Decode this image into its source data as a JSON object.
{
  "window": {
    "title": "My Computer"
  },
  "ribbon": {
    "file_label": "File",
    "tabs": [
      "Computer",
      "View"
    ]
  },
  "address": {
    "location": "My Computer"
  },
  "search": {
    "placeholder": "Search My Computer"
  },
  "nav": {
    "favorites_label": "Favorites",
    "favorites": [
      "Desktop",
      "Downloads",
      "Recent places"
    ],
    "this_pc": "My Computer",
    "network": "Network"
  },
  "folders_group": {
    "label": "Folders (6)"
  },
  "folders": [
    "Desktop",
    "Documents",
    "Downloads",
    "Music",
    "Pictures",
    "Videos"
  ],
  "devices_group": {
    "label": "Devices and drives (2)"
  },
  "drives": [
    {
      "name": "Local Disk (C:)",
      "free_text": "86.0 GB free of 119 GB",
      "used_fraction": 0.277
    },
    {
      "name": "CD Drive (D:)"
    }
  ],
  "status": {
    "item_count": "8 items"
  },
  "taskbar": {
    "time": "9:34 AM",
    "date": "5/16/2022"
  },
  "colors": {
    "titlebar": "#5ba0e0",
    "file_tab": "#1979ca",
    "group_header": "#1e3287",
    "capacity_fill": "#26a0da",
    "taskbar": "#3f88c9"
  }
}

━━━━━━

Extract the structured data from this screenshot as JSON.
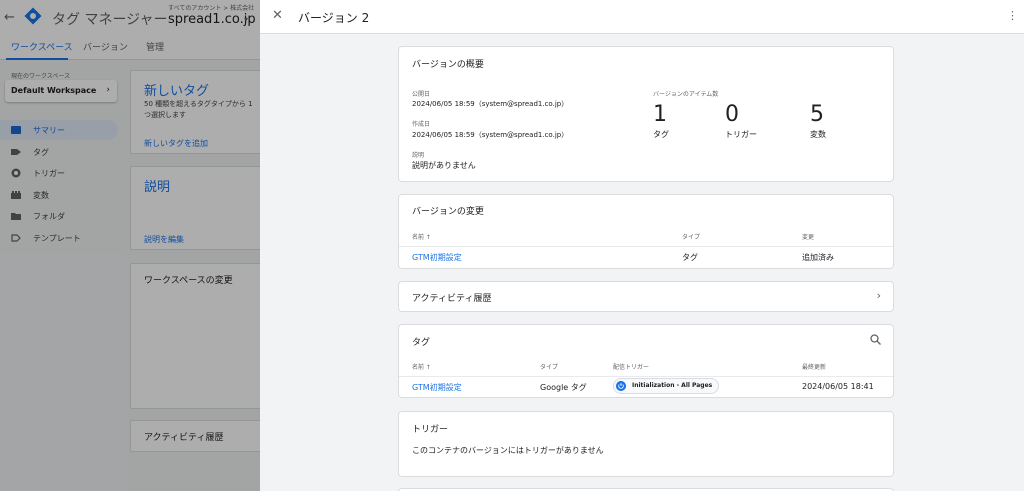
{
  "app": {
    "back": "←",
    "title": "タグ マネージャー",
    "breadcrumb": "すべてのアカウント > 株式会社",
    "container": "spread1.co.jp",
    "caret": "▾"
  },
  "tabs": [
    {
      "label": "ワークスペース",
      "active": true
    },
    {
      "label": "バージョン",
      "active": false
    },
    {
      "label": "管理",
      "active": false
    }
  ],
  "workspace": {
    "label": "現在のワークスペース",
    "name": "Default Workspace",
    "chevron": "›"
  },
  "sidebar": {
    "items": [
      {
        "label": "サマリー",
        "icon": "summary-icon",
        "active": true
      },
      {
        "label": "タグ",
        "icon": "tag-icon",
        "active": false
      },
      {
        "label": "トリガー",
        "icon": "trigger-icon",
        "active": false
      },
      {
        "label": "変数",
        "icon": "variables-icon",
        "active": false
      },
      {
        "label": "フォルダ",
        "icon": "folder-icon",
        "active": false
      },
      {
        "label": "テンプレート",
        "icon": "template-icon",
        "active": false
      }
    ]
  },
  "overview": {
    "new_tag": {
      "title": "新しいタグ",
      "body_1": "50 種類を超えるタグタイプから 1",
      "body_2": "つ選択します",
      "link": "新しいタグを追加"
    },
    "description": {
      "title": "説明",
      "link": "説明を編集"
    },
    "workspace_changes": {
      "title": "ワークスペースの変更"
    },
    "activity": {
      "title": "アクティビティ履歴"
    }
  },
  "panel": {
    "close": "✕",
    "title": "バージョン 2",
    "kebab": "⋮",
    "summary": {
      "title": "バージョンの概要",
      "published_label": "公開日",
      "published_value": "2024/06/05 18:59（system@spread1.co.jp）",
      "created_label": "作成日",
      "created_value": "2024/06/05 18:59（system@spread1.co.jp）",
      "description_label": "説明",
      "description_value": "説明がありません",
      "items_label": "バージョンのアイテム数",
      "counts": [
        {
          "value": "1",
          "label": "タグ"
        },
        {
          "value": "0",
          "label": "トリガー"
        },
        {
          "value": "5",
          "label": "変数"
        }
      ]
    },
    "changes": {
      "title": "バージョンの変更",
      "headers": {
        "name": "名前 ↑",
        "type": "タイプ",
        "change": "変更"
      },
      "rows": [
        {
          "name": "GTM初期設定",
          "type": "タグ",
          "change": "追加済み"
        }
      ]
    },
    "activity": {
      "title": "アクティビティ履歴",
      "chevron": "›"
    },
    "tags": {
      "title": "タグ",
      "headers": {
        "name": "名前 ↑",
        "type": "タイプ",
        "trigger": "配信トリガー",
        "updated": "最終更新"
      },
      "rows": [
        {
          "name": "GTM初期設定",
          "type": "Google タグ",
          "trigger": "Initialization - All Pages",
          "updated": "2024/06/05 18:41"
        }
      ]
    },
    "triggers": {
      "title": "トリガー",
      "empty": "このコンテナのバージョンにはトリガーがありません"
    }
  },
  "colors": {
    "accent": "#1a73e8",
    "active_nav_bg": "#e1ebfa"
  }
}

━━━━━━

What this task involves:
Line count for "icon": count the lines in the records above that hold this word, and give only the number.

Solution to this exercise:
6